Mud” is the tale of two southern boys who explore a deserted island on the Mississippi River only to find that the island is not in fact deserted. Instead, they find Mud, a mysterious man running from the law who seeks help from these two boys. Matthew McConaughey, who plays Mud, brilliantly portrays his character, being one of his best performances to date. For audiences that love adventure, “Mud” is an independent classic with loveable characters and a fantastic screen play.

Frances Ha
The indie movie “Frances Ha” tells the story of a lively twenty something girl living in New York. With no real direction in her life, Frances (Greta Gerwig) goes on a downward spiral when her best friend moves away. She becomes the apprentice at a dance studio but doesn’t think of herself as much of a dancer. Frances’ character is a quirky girl who is struggling to make ends meet and find her path in life. Frances’ flaws make her very relatable and her impulsivness and motivation to achieve her goals make this film worth seeing.

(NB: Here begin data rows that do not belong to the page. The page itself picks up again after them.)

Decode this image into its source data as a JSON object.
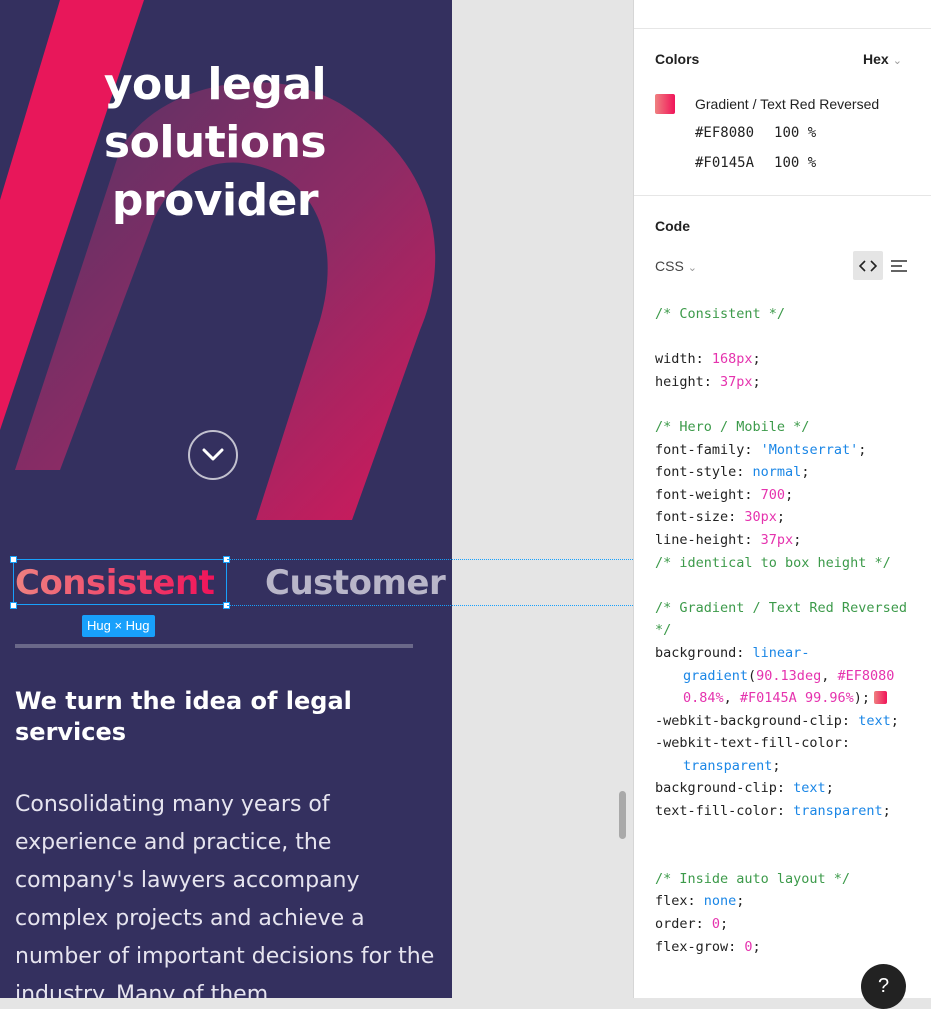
{
  "mobile_frame": {
    "hero_title_lines": [
      "you legal",
      "solutions",
      "provider"
    ],
    "tabs": [
      {
        "label": "Consistent",
        "active": true
      },
      {
        "label": "Customer",
        "active": false
      }
    ],
    "selection_label": "Hug × Hug",
    "section_heading": "We turn the idea of legal services",
    "section_body": "Consolidating many years of experience and practice, the company's lawyers accompany complex projects and achieve a number of important decisions for the industry. Many of them"
  },
  "inspect_panel": {
    "colors": {
      "title": "Colors",
      "format": "Hex",
      "style_name": "Gradient / Text Red Reversed",
      "stops": [
        {
          "hex": "#EF8080",
          "opacity": "100 %"
        },
        {
          "hex": "#F0145A",
          "opacity": "100 %"
        }
      ]
    },
    "code": {
      "title": "Code",
      "language": "CSS",
      "lines": [
        "/* Consistent */",
        "",
        "width: 168px;",
        "height: 37px;",
        "",
        "/* Hero / Mobile */",
        "font-family: 'Montserrat';",
        "font-style: normal;",
        "font-weight: 700;",
        "font-size: 30px;",
        "line-height: 37px;",
        "/* identical to box height */",
        "",
        "/* Gradient / Text Red Reversed",
        "*/",
        "background: linear-",
        "gradient(90.13deg, #EF8080",
        "0.84%, #F0145A 99.96%);",
        "-webkit-background-clip: text;",
        "-webkit-text-fill-color:",
        "transparent;",
        "background-clip: text;",
        "text-fill-color: transparent;",
        "",
        "",
        "/* Inside auto layout */",
        "flex: none;",
        "order: 0;",
        "flex-grow: 0;"
      ]
    },
    "help_label": "?"
  },
  "colors": {
    "frame_bg": "#34305F",
    "accent_pink": "#F0145A",
    "selection_blue": "#18A0FB"
  }
}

Inside Llewyn Davis
Llewyn Davis, a struggling folk singer, is depressed and timid. Davis’ life is falling apart; his best friend/musical partner threw himself off of the George Washington Bridge, his girlfriend has kicked him out after finding out she was pregnant, and he doesn’t have any idea where to begin. After becoming a homeless solo act, he is forced to shuffle from friends and relatives’ houses, and the only friend Davis has, is a stray cat he adopted. This film contains applause worthy performances, including one from Justin Timberlake. For fans of both comedies and dramas, “Inside Llewyn Davis” has it all, as well as well-performed folk music.

The Spectacular Now
Though this indie was released back in August, “The Spectacular Now” still maintains a place in audience’s hearts. Following high school senior and partier, Sutter, this film highlights what it means to be a teenager. Despite his reputation, Sutter takes on the task of befriending the shy and intelligent Aimee Finecky after his recent break up. When friendship turns to love, these two teens discover not only who they are, but who they’re meant to be. With outstanding performances by Shailene Woodley as Aimee and Miles Teller as Sutter, this film will strike a chord in audiences of all ages as it is both hilarious and heartfelt.

Blue Jasmine
From the brilliant mind of Woody Allen, “Blue Jasmine” follows the life of Jasmine, a rich Manhattan socialite who has recently fallen into homelessness and poverty. Jasmine, played by Cate Blanchett, retreats to San Francisco, where she moves into her sister’s cluttered apartment, eager to start a new life for herself. Perhaps the best part of the film is the impeccable performance by Blanchett who recently won the award for “Best Actress in a Motion Picture (Drama)” at the Golden Globes. With other appearances by Alec Baldwin and Louis C.K. “Blue Jasmine” is led by Allen’s directoral skills and Blanchett’s talent.